These parents staunchly believe that people should conform to societal construct and that those who persists on being individualistic will have a difficult time in this world. They believe that by comparing the less appropriate/desirable child to the other more appropriate/desirable one, it will help the former to conform and adopt more pleasing behavior mechanisms. They maintain that children are to adopt to the prevailing societal consensus as this is the type of behavior that will be rewarded. They further assert that children who persist in behaviors which societal consider to be different and strange will be scorned, stigmatized, and/or ostracized in one way or another. They figure that they must inculcate their children to conform to the parental/familial standards as early as possible.
However, there is downside in constantly being compared to other children. Many children who are incessantly compared to other siblings develop low self-esteem. They believe that themselves to be totally insignificant. They feel that the others are better and more significant than they are.
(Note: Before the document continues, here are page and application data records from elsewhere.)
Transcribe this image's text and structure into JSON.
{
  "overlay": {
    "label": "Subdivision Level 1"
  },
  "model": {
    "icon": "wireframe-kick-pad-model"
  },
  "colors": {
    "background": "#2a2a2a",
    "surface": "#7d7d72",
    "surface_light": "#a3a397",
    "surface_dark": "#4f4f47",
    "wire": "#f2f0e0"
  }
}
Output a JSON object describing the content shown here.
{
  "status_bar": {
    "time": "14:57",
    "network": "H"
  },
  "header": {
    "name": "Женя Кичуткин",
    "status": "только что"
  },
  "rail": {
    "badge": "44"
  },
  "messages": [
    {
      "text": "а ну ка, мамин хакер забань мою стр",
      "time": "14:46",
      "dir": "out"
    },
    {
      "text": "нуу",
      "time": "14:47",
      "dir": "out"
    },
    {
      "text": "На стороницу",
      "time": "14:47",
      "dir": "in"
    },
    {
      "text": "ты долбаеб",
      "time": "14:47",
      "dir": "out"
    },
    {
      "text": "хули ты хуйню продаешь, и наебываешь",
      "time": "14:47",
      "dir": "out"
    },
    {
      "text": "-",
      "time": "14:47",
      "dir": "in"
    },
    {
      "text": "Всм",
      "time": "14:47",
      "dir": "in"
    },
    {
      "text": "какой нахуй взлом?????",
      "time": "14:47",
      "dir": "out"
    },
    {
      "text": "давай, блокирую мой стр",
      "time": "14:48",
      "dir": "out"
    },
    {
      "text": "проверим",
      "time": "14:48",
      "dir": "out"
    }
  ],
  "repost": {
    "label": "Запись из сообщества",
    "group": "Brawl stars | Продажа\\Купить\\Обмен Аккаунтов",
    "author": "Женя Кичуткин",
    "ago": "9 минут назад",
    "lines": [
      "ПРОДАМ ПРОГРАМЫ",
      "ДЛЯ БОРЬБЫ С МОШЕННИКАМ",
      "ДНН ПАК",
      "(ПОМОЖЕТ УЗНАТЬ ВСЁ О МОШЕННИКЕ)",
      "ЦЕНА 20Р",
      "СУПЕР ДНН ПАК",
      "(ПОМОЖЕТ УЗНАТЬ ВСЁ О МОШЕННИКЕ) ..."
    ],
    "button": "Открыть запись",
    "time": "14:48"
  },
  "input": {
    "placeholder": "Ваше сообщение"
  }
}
They furthermore believe themselves to be failures, no longer believing that they are capable of undertaking tasks and fulfilling their talents.
As a result of their low self-esteem and self-confidence, they are unable to stand up for and/or defend themselves. They do not feel comfortable in their own skins. This makes them totally susceptible to stronger and more powerful children in addition to being the target of bullies. Many of these children are afraid to attempt and/or try anything different and/or new, fearing that they will fail. Oftentimes, as a result of being forced to conform by their parents via being compared to another child, he/she often stays within the tried and true parameters, often becoming highly fearful and risk aversive. There are other such children who attach themselves to stronger and powerful children in a bid to gain their self-esteem vicariously through the latter. Still others become people pleasers to gain the acceptance that they did not receive from their parents.
Then there are those who refuse to conform to the family consensus of what they should be. They figure that if their parents cannot accept them for who they are, they will find other positive adult role models who will do such. They also learn to be their own support system and develop a life independent of that from their parents and/or other family members. Sometimes such children sever relationships with their parents and/or siblings when they become financially independent as they have found positive and nurturing support systems elsewhere.
In conclusion, it is a rare family where children are not compared to each other. The average family practices the art of comparison i.e. comparing one child to another. Many parents maintain that they do this just to persuade the so-called errant child to conform to the more positive characteristics of the family and/or societal unit. However, there are downsides to this constant comparison such as low self-esteem which leads a child to feel powerless and insignificant. Comparing one child to another is an insidious practice. Each child is unique and beautiful in his/her way. Parents ought to realize this thereby accepting, encouraging, and nurturing each child's individual characteristics and talents.
© 2013 Grace Marguerite Williams